ENTRIES SHOWN -
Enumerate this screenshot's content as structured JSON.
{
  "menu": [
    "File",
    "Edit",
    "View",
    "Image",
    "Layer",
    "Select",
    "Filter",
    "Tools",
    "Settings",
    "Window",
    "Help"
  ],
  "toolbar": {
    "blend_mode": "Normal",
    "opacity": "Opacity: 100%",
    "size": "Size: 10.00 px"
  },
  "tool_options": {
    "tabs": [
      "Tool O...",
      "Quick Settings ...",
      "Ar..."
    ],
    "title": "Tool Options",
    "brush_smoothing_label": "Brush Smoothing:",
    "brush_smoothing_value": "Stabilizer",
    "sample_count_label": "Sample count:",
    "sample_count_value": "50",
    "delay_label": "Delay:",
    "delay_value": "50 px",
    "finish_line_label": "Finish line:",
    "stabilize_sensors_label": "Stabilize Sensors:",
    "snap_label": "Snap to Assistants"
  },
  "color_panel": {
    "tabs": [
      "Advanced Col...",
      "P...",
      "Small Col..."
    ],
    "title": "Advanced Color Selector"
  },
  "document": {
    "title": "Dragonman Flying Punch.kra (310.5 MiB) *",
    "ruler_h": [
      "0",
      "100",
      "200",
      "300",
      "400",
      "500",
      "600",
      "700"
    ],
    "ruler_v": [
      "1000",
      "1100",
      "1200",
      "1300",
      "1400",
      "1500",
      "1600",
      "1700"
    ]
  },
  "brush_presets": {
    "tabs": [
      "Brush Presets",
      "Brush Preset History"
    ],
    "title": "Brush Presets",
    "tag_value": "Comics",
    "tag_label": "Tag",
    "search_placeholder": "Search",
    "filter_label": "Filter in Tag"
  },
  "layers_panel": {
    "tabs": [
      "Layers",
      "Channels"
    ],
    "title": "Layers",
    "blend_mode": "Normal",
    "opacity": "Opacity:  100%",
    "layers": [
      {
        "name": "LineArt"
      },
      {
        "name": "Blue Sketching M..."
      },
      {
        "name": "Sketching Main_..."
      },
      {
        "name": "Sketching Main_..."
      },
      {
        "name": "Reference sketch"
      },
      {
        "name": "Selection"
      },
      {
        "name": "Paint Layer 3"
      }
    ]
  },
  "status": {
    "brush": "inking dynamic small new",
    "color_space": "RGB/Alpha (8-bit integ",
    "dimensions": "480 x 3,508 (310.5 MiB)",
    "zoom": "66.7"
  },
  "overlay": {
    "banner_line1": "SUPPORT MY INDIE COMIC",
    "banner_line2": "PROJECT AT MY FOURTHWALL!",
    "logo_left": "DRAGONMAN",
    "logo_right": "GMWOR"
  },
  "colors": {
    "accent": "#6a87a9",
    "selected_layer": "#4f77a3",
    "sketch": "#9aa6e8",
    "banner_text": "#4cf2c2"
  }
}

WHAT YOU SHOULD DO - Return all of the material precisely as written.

EXERCISE ANSWER -
Enumerate this screenshot's content as structured JSON.
{
  "menu": [
    "File",
    "Edit",
    "View",
    "Image",
    "Layer",
    "Select",
    "Filter",
    "Tools",
    "Settings",
    "Window",
    "Help"
  ],
  "toolbar": {
    "blend_mode": "Normal",
    "opacity": "Opacity: 100%",
    "size": "Size: 10.00 px"
  },
  "tool_options": {
    "tabs": [
      "Tool O...",
      "Quick Settings ...",
      "Ar..."
    ],
    "title": "Tool Options",
    "brush_smoothing_label": "Brush Smoothing:",
    "brush_smoothing_value": "Stabilizer",
    "sample_count_label": "Sample count:",
    "sample_count_value": "50",
    "delay_label": "Delay:",
    "delay_value": "50 px",
    "finish_line_label": "Finish line:",
    "stabilize_sensors_label": "Stabilize Sensors:",
    "snap_label": "Snap to Assistants"
  },
  "color_panel": {
    "tabs": [
      "Advanced Col...",
      "P...",
      "Small Col..."
    ],
    "title": "Advanced Color Selector"
  },
  "document": {
    "title": "Dragonman Flying Punch.kra (310.5 MiB) *",
    "ruler_h": [
      "0",
      "100",
      "200",
      "300",
      "400",
      "500",
      "600",
      "700"
    ],
    "ruler_v": [
      "1000",
      "1100",
      "1200",
      "1300",
      "1400",
      "1500",
      "1600",
      "1700"
    ]
  },
  "brush_presets": {
    "tabs": [
      "Brush Presets",
      "Brush Preset History"
    ],
    "title": "Brush Presets",
    "tag_value": "Comics",
    "tag_label": "Tag",
    "search_placeholder": "Search",
    "filter_label": "Filter in Tag"
  },
  "layers_panel": {
    "tabs": [
      "Layers",
      "Channels"
    ],
    "title": "Layers",
    "blend_mode": "Normal",
    "opacity": "Opacity:  100%",
    "layers": [
      {
        "name": "LineArt"
      },
      {
        "name": "Blue Sketching M..."
      },
      {
        "name": "Sketching Main_..."
      },
      {
        "name": "Sketching Main_..."
      },
      {
        "name": "Reference sketch"
      },
      {
        "name": "Selection"
      },
      {
        "name": "Paint Layer 3"
      }
    ]
  },
  "status": {
    "brush": "inking dynamic small new",
    "color_space": "RGB/Alpha (8-bit integ",
    "dimensions": "480 x 3,508 (310.5 MiB)",
    "zoom": "66.7"
  },
  "overlay": {
    "banner_line1": "SUPPORT MY INDIE COMIC",
    "banner_line2": "PROJECT AT MY FOURTHWALL!",
    "logo_left": "DRAGONMAN",
    "logo_right": "GMWOR"
  },
  "colors": {
    "accent": "#6a87a9",
    "selected_layer": "#4f77a3",
    "sketch": "#9aa6e8",
    "banner_text": "#4cf2c2"
  }
}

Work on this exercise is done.